◆ Your task
Take every line from the entries below that includes the word "fare" and copy it.

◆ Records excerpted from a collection
[Start of section]
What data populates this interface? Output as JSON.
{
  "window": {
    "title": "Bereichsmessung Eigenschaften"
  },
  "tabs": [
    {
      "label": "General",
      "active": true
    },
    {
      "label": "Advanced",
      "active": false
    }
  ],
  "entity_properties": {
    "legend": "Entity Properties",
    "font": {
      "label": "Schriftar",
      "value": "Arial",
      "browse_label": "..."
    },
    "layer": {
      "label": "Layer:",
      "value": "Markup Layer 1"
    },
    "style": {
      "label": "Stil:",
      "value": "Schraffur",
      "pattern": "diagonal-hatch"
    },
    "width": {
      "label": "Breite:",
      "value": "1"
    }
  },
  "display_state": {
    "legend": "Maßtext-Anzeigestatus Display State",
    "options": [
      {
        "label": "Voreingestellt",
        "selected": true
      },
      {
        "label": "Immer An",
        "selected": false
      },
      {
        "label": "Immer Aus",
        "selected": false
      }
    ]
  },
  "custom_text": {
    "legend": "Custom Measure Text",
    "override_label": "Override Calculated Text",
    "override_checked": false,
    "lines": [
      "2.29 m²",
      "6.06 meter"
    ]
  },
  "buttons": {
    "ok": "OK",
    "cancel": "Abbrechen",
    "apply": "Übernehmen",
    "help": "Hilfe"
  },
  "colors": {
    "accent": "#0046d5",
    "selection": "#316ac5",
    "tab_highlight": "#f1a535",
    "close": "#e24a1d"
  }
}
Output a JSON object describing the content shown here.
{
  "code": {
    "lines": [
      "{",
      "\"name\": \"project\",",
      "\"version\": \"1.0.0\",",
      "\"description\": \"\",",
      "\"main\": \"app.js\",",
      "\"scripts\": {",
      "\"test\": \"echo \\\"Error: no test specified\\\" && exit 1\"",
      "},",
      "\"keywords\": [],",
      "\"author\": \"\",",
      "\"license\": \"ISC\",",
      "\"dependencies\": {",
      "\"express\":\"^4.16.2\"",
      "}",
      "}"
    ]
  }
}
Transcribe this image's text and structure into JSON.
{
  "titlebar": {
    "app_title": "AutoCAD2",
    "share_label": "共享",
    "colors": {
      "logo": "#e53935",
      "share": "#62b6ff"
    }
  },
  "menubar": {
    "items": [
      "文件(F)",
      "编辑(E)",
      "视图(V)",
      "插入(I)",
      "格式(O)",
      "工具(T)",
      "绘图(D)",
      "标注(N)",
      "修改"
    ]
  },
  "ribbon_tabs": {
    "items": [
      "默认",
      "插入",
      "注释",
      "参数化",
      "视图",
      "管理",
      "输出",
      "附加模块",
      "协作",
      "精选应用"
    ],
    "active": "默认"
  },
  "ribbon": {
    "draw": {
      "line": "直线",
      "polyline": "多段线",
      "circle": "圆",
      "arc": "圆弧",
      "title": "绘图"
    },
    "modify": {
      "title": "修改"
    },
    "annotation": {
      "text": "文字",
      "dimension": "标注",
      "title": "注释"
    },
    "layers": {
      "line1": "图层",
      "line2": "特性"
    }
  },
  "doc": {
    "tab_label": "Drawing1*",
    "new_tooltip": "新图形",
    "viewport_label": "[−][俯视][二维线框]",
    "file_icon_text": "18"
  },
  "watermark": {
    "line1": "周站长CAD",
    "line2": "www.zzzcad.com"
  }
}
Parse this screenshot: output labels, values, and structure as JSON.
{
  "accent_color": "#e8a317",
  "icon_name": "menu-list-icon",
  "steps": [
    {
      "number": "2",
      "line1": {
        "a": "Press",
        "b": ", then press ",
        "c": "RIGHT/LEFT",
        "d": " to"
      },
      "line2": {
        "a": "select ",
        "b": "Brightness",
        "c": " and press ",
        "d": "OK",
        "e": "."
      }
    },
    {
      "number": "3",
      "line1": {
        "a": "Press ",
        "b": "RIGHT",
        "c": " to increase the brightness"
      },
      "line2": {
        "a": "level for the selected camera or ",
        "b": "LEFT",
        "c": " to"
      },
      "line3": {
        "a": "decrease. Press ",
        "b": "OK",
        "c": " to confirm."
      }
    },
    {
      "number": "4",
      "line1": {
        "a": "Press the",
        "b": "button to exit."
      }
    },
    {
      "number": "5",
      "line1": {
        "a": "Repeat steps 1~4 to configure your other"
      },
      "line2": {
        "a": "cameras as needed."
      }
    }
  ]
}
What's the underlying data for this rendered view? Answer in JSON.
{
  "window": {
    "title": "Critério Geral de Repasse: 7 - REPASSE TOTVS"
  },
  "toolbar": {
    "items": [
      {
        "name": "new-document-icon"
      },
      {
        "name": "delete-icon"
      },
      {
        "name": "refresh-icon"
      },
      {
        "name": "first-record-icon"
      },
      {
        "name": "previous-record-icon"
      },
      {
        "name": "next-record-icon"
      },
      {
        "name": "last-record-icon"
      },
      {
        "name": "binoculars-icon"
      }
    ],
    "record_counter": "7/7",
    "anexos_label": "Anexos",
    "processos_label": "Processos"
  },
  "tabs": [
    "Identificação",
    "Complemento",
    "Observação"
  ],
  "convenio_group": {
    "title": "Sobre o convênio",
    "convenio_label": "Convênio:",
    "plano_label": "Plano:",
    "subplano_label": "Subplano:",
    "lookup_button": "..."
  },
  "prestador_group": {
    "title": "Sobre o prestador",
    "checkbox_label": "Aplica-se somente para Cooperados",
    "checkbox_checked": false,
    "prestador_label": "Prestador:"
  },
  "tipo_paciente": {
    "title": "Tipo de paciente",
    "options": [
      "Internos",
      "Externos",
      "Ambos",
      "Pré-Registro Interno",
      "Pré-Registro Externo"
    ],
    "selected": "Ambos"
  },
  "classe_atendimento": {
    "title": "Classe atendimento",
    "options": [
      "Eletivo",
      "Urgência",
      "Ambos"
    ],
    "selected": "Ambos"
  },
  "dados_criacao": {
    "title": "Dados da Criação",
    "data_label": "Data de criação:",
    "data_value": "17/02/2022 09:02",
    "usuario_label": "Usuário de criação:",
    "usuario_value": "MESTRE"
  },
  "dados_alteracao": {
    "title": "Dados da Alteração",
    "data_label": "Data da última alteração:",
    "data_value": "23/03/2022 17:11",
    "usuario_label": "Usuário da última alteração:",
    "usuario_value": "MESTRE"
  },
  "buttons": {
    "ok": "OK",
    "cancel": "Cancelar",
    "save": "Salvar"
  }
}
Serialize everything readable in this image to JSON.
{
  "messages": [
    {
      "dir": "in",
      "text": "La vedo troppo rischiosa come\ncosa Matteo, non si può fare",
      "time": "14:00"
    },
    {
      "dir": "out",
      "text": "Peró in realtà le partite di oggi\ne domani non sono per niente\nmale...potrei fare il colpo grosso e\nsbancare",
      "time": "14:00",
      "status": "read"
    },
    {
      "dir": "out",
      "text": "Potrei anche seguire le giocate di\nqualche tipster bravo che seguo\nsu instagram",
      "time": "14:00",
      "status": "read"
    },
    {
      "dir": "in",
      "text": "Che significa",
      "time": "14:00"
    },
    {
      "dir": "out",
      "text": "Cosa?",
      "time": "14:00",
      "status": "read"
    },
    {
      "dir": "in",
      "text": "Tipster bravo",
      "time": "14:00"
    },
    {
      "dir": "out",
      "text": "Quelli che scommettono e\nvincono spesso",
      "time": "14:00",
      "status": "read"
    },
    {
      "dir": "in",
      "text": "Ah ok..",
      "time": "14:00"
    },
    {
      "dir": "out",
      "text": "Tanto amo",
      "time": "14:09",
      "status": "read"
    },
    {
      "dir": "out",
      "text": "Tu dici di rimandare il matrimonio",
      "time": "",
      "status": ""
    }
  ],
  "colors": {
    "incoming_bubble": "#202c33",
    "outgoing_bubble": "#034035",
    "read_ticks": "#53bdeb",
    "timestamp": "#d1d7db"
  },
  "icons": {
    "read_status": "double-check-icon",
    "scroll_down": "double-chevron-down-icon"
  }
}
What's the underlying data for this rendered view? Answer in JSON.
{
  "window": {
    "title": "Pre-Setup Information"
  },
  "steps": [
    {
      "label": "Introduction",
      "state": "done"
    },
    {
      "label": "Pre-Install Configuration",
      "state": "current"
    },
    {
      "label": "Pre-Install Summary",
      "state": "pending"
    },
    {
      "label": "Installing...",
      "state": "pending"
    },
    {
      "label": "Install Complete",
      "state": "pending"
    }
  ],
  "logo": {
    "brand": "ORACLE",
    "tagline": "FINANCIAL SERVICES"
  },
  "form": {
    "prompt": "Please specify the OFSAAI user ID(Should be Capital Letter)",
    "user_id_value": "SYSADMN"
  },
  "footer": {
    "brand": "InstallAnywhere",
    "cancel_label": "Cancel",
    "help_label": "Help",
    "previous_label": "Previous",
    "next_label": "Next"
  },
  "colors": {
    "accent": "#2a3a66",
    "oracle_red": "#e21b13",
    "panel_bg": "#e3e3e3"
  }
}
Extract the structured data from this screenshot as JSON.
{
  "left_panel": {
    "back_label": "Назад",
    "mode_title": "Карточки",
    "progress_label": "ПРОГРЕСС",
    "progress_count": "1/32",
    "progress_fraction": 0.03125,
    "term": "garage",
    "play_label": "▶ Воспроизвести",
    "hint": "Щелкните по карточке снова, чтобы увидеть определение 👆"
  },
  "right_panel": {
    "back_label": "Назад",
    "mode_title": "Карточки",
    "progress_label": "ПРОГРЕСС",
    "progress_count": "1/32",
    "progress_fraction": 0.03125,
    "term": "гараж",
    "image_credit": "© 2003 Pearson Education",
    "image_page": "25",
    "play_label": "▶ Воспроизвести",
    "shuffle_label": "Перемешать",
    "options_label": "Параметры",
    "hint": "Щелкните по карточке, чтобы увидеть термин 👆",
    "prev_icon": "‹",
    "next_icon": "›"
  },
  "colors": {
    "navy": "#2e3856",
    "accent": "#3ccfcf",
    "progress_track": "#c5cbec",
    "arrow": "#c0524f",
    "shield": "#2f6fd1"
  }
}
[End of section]
◆ Solved exercise
      "text": "La vedo troppo rischiosa come\ncosa Matteo, non si può fare",
      "text": "Peró in realtà le partite di oggi\ne domani non sono per niente\nmale...potrei fare il colpo grosso e\nsbancare",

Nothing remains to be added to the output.